Languages, written or spoken, are unstoppably corrupt and corrupting animals. Hence, attempts at keeping them pure prove to be as vain as they are vehement. Every new tool of expression and communication — printing presses, computers, mobile phones — leaves its mark on languages that are alive and well. So, vitality and corruption are inseparable in the growth of human tongues. Text messaging in the subcontinent is one such hybrid creature, which declares its robustness by throwing to the winds most notions of linguistic purity. It now appears, in the wake of a recent scientific study, that this kind of usage often gives the brain more work to do, and therefore enlarges its capacity to perform more than one task simultaneously. So reading Hindi, Bengali or any other vernacular language in the Roman script could prove to be a good, rather than a lamentable thing for the literate, subcontinental brain. Being able to suppress the script of one language in order to respond to the semantics of another is a complex, and therefore salutary, activity.

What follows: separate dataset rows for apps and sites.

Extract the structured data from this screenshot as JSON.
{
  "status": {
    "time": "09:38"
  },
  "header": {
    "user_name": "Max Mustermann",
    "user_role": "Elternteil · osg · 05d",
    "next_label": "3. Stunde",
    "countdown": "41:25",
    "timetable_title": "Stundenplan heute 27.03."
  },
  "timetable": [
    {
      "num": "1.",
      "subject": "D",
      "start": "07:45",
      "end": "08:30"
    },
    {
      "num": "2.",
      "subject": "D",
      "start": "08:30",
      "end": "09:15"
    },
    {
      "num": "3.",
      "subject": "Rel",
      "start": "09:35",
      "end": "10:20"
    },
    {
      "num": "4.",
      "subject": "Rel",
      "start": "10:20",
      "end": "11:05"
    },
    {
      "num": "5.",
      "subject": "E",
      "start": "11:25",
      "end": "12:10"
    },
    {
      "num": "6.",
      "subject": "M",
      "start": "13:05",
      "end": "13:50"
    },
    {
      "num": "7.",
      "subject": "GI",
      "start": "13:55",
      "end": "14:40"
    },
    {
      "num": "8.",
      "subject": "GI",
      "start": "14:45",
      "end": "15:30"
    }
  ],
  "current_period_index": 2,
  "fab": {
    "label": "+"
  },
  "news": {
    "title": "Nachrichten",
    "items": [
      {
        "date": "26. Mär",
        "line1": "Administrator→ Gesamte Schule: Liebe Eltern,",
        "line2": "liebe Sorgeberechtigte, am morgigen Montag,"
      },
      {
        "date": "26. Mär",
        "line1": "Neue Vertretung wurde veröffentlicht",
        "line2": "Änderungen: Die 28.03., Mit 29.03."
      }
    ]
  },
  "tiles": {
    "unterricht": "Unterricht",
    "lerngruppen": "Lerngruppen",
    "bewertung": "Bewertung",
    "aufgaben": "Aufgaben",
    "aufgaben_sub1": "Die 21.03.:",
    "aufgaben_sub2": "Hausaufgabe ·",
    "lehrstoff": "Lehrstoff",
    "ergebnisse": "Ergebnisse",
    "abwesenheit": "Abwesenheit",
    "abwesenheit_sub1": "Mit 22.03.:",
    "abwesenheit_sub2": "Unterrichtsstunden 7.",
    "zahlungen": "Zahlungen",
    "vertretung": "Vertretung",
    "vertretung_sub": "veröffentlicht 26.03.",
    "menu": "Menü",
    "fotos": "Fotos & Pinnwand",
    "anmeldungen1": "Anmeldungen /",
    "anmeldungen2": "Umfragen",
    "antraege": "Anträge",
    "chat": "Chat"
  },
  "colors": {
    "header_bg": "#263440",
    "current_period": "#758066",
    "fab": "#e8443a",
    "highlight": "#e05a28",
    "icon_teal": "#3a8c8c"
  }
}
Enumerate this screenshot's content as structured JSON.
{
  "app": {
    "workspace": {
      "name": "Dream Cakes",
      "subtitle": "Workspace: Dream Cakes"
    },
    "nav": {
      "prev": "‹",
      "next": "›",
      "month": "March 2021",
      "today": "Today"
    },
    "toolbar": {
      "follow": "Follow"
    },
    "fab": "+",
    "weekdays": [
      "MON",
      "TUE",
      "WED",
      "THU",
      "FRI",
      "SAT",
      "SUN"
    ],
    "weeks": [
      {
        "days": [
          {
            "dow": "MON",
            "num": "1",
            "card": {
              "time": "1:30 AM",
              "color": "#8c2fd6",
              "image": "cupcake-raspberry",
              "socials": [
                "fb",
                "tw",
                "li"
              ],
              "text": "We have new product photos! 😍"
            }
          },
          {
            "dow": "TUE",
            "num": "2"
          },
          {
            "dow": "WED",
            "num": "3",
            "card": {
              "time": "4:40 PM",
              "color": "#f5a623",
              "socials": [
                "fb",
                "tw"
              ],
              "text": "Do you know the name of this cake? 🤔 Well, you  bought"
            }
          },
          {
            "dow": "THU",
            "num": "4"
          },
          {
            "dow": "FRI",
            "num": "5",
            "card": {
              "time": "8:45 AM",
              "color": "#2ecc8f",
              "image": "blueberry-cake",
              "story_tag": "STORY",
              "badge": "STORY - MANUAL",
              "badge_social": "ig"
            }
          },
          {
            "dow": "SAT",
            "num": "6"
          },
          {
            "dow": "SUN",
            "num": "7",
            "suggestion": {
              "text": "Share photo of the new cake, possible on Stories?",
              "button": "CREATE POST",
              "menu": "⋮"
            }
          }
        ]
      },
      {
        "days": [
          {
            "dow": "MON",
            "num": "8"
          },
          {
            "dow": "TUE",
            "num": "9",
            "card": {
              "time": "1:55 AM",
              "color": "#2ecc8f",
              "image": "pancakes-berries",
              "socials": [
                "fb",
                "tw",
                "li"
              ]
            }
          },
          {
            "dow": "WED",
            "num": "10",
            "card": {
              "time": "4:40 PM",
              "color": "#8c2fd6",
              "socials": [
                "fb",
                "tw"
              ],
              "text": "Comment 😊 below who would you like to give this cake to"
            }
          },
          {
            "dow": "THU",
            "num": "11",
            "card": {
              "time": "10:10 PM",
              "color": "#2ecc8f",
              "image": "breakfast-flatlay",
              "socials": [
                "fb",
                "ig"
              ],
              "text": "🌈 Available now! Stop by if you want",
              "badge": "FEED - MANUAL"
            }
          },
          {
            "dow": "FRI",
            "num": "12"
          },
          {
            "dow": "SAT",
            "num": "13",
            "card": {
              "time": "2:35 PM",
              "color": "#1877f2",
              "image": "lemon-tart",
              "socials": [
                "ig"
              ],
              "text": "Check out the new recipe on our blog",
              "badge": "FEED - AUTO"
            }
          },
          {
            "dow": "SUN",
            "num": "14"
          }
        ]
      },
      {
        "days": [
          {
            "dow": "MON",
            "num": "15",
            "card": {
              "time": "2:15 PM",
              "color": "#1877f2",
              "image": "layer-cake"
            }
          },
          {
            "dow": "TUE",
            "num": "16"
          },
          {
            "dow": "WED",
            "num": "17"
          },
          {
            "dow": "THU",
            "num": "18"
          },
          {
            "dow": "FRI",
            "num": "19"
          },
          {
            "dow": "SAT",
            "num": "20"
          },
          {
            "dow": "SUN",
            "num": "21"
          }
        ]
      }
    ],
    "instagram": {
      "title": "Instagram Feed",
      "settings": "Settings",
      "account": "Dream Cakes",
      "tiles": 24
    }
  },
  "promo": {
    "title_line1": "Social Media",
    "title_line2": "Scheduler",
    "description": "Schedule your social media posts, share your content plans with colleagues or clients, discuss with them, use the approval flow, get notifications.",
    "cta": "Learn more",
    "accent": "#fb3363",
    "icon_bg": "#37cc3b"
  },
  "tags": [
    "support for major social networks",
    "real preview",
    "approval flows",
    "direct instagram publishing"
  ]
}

However, it is not just vernacular film-posters and postmodern SMS-speak that afford the neural benefits of transliteration. The history of Romanizing Sanskrit and other Indian languages goes back to the 19th century, and is part of a distinguished tradition of Indological scholarship and textual criticism. German and British Sanskritists and Indologists devised different conventions of rendering texts from the Devanagari into the Roman script without distorting the way they sounded in their original language. And attempts to refine and modernize these conventions continue to the present day, in India and abroad. So, it is possible to write the purest Bengali in the Roman script, as many users of e-mail or text-messaging do today. This fosters a peculiarly modern — though not exclusively contemporary — bilingualism, which retains the purity of the vernacular but separates what some would call its ‘identity’ from the original script. Purists would throw up their hands in despair, but in a linguistically diverse, muddled and unequal society like India’s, this may actually facilitate both literacy and communication. Traditional hierarchies of pure and impure, high and low, academic and popular are often overturned by the more immediate resources of technology and by the resourcefulness of the brain’s neural systems.